- What is required
Nothing should be omitted: restate the full listing word for word.

- Material for the task

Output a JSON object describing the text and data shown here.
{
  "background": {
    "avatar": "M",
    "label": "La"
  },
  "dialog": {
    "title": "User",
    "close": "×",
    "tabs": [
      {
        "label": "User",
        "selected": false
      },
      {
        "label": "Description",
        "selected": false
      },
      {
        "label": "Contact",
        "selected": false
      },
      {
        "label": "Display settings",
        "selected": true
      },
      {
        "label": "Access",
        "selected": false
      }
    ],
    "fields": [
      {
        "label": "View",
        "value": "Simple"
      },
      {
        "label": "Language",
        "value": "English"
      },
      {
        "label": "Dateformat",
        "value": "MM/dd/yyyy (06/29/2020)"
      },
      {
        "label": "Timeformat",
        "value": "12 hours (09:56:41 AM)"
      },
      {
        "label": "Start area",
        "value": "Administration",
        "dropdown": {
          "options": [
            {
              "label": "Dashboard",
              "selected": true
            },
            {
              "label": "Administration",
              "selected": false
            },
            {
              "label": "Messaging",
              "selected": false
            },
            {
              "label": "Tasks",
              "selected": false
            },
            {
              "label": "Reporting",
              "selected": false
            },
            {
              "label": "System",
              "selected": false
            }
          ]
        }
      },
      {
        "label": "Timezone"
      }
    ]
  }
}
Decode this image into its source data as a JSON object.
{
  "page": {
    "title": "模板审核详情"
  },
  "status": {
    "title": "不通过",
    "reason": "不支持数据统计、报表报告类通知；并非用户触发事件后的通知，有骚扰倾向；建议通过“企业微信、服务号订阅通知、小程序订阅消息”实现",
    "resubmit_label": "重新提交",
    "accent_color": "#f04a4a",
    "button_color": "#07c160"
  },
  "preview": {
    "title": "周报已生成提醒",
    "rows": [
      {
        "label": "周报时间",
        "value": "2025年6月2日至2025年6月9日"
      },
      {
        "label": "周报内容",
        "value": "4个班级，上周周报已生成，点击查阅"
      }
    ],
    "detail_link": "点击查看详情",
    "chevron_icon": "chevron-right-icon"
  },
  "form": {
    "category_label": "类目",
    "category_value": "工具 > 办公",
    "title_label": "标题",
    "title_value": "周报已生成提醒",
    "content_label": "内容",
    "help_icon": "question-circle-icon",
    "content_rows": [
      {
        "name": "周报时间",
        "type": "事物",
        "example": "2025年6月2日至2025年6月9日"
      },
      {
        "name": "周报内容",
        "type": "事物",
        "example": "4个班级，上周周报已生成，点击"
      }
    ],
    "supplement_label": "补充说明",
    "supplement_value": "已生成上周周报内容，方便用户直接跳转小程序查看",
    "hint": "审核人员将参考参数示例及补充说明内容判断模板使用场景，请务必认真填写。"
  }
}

- The answer
Output a JSON object describing the text and data shown here.
{
  "background": {
    "avatar": "M",
    "label": "La"
  },
  "dialog": {
    "title": "User",
    "close": "×",
    "tabs": [
      {
        "label": "User",
        "selected": false
      },
      {
        "label": "Description",
        "selected": false
      },
      {
        "label": "Contact",
        "selected": false
      },
      {
        "label": "Display settings",
        "selected": true
      },
      {
        "label": "Access",
        "selected": false
      }
    ],
    "fields": [
      {
        "label": "View",
        "value": "Simple"
      },
      {
        "label": "Language",
        "value": "English"
      },
      {
        "label": "Dateformat",
        "value": "MM/dd/yyyy (06/29/2020)"
      },
      {
        "label": "Timeformat",
        "value": "12 hours (09:56:41 AM)"
      },
      {
        "label": "Start area",
        "value": "Administration",
        "dropdown": {
          "options": [
            {
              "label": "Dashboard",
              "selected": true
            },
            {
              "label": "Administration",
              "selected": false
            },
            {
              "label": "Messaging",
              "selected": false
            },
            {
              "label": "Tasks",
              "selected": false
            },
            {
              "label": "Reporting",
              "selected": false
            },
            {
              "label": "System",
              "selected": false
            }
          ]
        }
      },
      {
        "label": "Timezone"
      }
    ]
  }
}
Decode this image into its source data as a JSON object.
{
  "page": {
    "title": "模板审核详情"
  },
  "status": {
    "title": "不通过",
    "reason": "不支持数据统计、报表报告类通知；并非用户触发事件后的通知，有骚扰倾向；建议通过“企业微信、服务号订阅通知、小程序订阅消息”实现",
    "resubmit_label": "重新提交",
    "accent_color": "#f04a4a",
    "button_color": "#07c160"
  },
  "preview": {
    "title": "周报已生成提醒",
    "rows": [
      {
        "label": "周报时间",
        "value": "2025年6月2日至2025年6月9日"
      },
      {
        "label": "周报内容",
        "value": "4个班级，上周周报已生成，点击查阅"
      }
    ],
    "detail_link": "点击查看详情",
    "chevron_icon": "chevron-right-icon"
  },
  "form": {
    "category_label": "类目",
    "category_value": "工具 > 办公",
    "title_label": "标题",
    "title_value": "周报已生成提醒",
    "content_label": "内容",
    "help_icon": "question-circle-icon",
    "content_rows": [
      {
        "name": "周报时间",
        "type": "事物",
        "example": "2025年6月2日至2025年6月9日"
      },
      {
        "name": "周报内容",
        "type": "事物",
        "example": "4个班级，上周周报已生成，点击"
      }
    ],
    "supplement_label": "补充说明",
    "supplement_value": "已生成上周周报内容，方便用户直接跳转小程序查看",
    "hint": "审核人员将参考参数示例及补充说明内容判断模板使用场景，请务必认真填写。"
  }
}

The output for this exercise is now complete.